Stored entries
--- START ---

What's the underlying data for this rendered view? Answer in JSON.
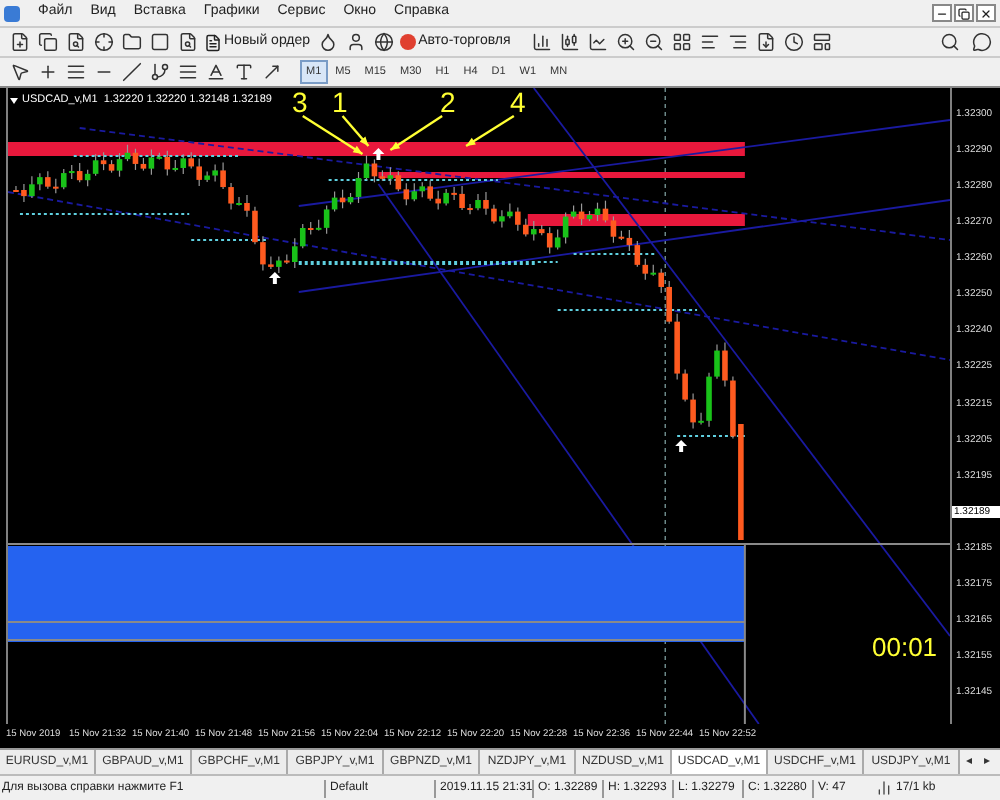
{
  "menu": [
    "Файл",
    "Вид",
    "Вставка",
    "Графики",
    "Сервис",
    "Окно",
    "Справка"
  ],
  "toolbar": {
    "new_order": "Новый ордер",
    "auto_trading": "Авто-торговля"
  },
  "timeframes": [
    {
      "label": "M1",
      "selected": true
    },
    {
      "label": "M5",
      "selected": false
    },
    {
      "label": "M15",
      "selected": false
    },
    {
      "label": "M30",
      "selected": false
    },
    {
      "label": "H1",
      "selected": false
    },
    {
      "label": "H4",
      "selected": false
    },
    {
      "label": "D1",
      "selected": false
    },
    {
      "label": "W1",
      "selected": false
    },
    {
      "label": "MN",
      "selected": false
    }
  ],
  "chart": {
    "header": "USDCAD_v,M1  1.32220 1.32220 1.32148 1.32189",
    "annotations": [
      "3",
      "1",
      "2",
      "4"
    ],
    "price_labels": [
      {
        "text": "1.32300",
        "kind": "tick"
      },
      {
        "text": "1.32290",
        "kind": "tick"
      },
      {
        "text": "1.32280",
        "kind": "tick"
      },
      {
        "text": "1.32270",
        "kind": "tick"
      },
      {
        "text": "1.32260",
        "kind": "tick"
      },
      {
        "text": "1.32250",
        "kind": "tick"
      },
      {
        "text": "1.32240",
        "kind": "tick"
      },
      {
        "text": "1.32225",
        "kind": "tick"
      },
      {
        "text": "1.32215",
        "kind": "tick"
      },
      {
        "text": "1.32205",
        "kind": "tick"
      },
      {
        "text": "1.32195",
        "kind": "tick"
      },
      {
        "text": "1.32189",
        "kind": "current"
      },
      {
        "text": "1.32185",
        "kind": "tick"
      },
      {
        "text": "1.32175",
        "kind": "tick"
      },
      {
        "text": "1.32165",
        "kind": "tick"
      },
      {
        "text": "1.32155",
        "kind": "tick"
      },
      {
        "text": "1.32145",
        "kind": "tick"
      }
    ],
    "time_labels": [
      "15 Nov 2019",
      "15 Nov 21:32",
      "15 Nov 21:40",
      "15 Nov 21:48",
      "15 Nov 21:56",
      "15 Nov 22:04",
      "15 Nov 22:12",
      "15 Nov 22:20",
      "15 Nov 22:28",
      "15 Nov 22:36",
      "15 Nov 22:44",
      "15 Nov 22:52"
    ],
    "timer": "00:01"
  },
  "symbol_tabs": [
    {
      "label": "EURUSD_v,M1",
      "selected": false
    },
    {
      "label": "GBPAUD_v,M1",
      "selected": false
    },
    {
      "label": "GBPCHF_v,M1",
      "selected": false
    },
    {
      "label": "GBPJPY_v,M1",
      "selected": false
    },
    {
      "label": "GBPNZD_v,M1",
      "selected": false
    },
    {
      "label": "NZDJPY_v,M1",
      "selected": false
    },
    {
      "label": "NZDUSD_v,M1",
      "selected": false
    },
    {
      "label": "USDCAD_v,M1",
      "selected": true
    },
    {
      "label": "USDCHF_v,M1",
      "selected": false
    },
    {
      "label": "USDJPY_v,M1",
      "selected": false
    }
  ],
  "tab_scroll": [
    "◂",
    "▸"
  ],
  "status_bar": {
    "help": "Для вызова справки нажмите F1",
    "profile": "Default",
    "time": "2019.11.15 21:31",
    "open": "O: 1.32289",
    "high": "H: 1.32293",
    "low": "L: 1.32279",
    "close": "C: 1.32280",
    "volume": "V: 47",
    "traffic": "17/1 kb"
  }
}
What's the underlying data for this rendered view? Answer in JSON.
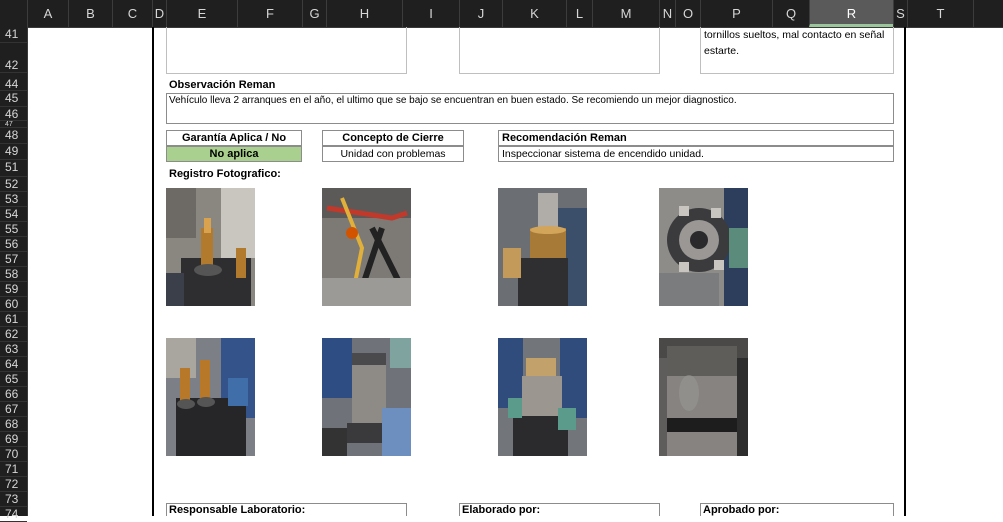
{
  "columns": [
    "A",
    "B",
    "C",
    "D",
    "E",
    "F",
    "G",
    "H",
    "I",
    "J",
    "K",
    "L",
    "M",
    "N",
    "O",
    "P",
    "Q",
    "R",
    "S",
    "T"
  ],
  "selected_column": "R",
  "rows": [
    "41",
    "42",
    "44",
    "45",
    "46",
    "47",
    "48",
    "49",
    "51",
    "52",
    "53",
    "54",
    "55",
    "56",
    "57",
    "58",
    "59",
    "60",
    "61",
    "62",
    "63",
    "64",
    "65",
    "66",
    "67",
    "68",
    "69",
    "70",
    "71",
    "72",
    "73",
    "74"
  ],
  "top_note": {
    "line1": "tornillos sueltos, mal contacto en señal",
    "line2": "estarte."
  },
  "observacion": {
    "label": "Observación Reman",
    "text": "Vehículo lleva 2 arranques en el año, el ultimo que se bajo se encuentran en buen estado. Se recomiendo un mejor diagnostico."
  },
  "garantia": {
    "label": "Garantía Aplica / No aplica",
    "value": "No aplica",
    "value_color": "#a9d08e"
  },
  "concepto": {
    "label": "Concepto de Cierre",
    "value": "Unidad con problemas"
  },
  "recomendacion": {
    "label": "Recomendación Reman",
    "value": "Inspeccionar sistema de encendido unidad."
  },
  "registro": {
    "label": "Registro Fotografico:"
  },
  "photos": [
    {
      "name": "photo-starter-terminals"
    },
    {
      "name": "photo-wiring-pliers"
    },
    {
      "name": "photo-armature-gear"
    },
    {
      "name": "photo-brush-plate"
    },
    {
      "name": "photo-terminal-nuts"
    },
    {
      "name": "photo-starter-motor-held"
    },
    {
      "name": "photo-starter-drive-gear"
    },
    {
      "name": "photo-starter-housing-closeup"
    }
  ],
  "signatures": {
    "responsable": "Responsable Laboratorio:",
    "elaborado": "Elaborado por:",
    "aprobado": "Aprobado por:"
  }
}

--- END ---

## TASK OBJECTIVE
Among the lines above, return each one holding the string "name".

## ANSWER FOR THE TASK
      "name": "photo-starter-terminals"
      "name": "photo-wiring-pliers"
      "name": "photo-armature-gear"
      "name": "photo-brush-plate"
      "name": "photo-terminal-nuts"
      "name": "photo-starter-motor-held"
      "name": "photo-starter-drive-gear"
      "name": "photo-starter-housing-closeup"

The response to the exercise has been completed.